When Bishop, California-based high school group Earth to Sky wanted to learn more about solar radiation, it knew there was only one possible option — to send a rubber chicken named Camilla into the upper reaches of the atmosphere. The group teamed up with a class of 5th graders during last month's massive solar storm, and used a helium balloon to launch Camilla and a lunchbox filled with cameras, a cryogenic thermometer, GPS trackers, seven insects, and 24 sunflower seeds 119,000 feet into the air. The chicken was outfitted with radiation badges to measure the storm, and at its highest the balloon managed to reach the top 99 percent of the planet's atmosphere.
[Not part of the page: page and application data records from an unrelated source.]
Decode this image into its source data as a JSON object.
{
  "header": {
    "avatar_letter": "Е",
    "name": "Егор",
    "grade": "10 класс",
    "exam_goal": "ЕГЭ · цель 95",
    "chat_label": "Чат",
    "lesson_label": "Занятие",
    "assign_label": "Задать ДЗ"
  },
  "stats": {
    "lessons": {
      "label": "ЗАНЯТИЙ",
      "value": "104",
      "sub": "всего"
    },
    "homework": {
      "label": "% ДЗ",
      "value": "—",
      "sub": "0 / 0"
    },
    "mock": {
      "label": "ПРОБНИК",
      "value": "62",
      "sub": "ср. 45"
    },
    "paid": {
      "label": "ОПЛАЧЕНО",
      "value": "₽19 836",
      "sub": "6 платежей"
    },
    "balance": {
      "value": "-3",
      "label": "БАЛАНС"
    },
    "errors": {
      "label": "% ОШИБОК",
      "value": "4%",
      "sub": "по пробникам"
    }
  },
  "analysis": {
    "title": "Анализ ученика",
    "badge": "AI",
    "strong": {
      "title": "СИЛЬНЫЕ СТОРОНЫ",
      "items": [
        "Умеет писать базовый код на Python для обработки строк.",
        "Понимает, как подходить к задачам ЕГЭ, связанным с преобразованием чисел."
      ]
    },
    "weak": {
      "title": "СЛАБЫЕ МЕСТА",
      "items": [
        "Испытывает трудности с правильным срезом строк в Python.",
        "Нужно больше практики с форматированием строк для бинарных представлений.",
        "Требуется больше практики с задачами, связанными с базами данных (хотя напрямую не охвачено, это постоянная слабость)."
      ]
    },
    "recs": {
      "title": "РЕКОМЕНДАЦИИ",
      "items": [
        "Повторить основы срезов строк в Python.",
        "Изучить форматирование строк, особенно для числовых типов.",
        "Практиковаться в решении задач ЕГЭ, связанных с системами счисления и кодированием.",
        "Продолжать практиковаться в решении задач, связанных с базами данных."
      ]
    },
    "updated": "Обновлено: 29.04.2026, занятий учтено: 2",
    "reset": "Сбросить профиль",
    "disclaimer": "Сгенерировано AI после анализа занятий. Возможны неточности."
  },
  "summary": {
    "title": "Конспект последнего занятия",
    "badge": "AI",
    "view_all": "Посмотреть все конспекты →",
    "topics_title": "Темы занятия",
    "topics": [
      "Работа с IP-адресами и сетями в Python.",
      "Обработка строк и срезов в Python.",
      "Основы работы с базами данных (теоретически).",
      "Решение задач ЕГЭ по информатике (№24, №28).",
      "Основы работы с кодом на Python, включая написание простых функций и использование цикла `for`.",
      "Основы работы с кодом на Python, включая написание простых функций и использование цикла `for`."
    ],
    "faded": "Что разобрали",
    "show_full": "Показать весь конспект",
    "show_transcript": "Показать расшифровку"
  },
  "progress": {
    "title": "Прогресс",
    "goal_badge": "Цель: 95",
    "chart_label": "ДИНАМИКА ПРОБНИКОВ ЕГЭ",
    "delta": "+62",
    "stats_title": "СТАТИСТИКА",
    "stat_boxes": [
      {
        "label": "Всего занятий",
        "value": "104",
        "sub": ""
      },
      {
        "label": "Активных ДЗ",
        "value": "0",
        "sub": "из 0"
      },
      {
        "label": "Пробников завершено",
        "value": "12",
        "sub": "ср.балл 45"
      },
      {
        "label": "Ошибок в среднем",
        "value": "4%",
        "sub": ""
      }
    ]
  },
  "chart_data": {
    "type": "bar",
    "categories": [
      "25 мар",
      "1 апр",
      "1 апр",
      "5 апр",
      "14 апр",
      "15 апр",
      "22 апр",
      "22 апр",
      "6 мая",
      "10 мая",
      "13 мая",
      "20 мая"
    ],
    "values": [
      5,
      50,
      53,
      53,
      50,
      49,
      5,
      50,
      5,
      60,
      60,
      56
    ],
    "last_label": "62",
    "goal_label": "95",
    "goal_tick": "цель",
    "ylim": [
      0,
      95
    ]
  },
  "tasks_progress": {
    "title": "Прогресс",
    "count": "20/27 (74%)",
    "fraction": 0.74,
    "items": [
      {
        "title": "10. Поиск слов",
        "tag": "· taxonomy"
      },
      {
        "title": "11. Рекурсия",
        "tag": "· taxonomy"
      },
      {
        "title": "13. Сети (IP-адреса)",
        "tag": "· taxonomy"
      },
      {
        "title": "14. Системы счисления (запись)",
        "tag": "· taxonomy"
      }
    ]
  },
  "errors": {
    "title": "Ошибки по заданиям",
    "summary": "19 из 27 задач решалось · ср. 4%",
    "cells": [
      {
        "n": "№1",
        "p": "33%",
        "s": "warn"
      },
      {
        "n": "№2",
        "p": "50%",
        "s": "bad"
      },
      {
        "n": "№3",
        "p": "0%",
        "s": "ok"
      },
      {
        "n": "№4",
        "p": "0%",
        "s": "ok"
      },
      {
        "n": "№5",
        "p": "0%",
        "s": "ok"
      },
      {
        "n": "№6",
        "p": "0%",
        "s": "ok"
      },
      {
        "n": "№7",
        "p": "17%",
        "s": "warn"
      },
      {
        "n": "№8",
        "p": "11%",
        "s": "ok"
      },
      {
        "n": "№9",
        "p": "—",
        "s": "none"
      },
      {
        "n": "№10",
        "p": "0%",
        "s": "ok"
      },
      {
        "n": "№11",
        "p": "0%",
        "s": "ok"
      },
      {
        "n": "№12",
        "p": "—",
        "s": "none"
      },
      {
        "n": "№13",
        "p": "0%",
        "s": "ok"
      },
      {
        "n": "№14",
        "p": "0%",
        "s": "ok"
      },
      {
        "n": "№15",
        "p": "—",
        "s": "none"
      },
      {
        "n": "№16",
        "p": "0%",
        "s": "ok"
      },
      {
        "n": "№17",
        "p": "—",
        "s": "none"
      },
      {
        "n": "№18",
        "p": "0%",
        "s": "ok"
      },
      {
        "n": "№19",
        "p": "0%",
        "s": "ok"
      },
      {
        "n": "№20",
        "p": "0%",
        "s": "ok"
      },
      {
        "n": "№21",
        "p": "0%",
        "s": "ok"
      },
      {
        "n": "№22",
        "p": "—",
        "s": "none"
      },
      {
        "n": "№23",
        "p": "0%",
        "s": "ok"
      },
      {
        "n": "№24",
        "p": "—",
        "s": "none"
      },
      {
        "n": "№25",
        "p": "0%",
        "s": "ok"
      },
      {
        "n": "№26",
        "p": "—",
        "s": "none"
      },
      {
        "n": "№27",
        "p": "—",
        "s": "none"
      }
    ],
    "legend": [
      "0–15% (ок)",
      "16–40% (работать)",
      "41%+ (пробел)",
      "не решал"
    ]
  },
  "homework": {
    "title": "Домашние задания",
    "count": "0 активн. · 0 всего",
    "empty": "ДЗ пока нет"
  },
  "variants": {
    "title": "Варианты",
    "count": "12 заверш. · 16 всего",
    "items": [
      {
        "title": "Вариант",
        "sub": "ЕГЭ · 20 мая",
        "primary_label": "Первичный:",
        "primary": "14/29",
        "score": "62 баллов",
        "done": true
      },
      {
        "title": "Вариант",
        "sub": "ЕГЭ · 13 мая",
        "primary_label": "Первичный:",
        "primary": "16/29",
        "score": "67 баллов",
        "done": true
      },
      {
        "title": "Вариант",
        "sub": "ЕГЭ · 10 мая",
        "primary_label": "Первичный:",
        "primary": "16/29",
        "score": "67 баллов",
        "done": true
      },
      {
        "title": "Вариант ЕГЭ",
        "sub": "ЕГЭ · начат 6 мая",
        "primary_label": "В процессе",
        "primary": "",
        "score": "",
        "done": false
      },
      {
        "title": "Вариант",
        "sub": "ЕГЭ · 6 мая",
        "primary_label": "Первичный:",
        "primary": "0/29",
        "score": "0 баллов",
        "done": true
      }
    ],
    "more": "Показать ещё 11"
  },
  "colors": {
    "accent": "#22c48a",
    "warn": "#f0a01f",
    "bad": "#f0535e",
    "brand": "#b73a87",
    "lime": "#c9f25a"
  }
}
Of course, Camilla isn't any regular chicken — she's the mascot for NASA's Solar Dynamics Observatory, not to mention quite the internet celebrity. NASA used the flight as a way to share information about the radiation storm with Camilla's multitude of social media followers. But if you think a group of high school students sending a chicken into near-space is impressive, keep in mind that the team describes this as only a reconnaissance mission. Later in the year Earth to Sky plans to send a species of microbes into the atmosphere to see "if they can live at the edge of space." If Camilla is any indication, they'll probably have a pretty good time.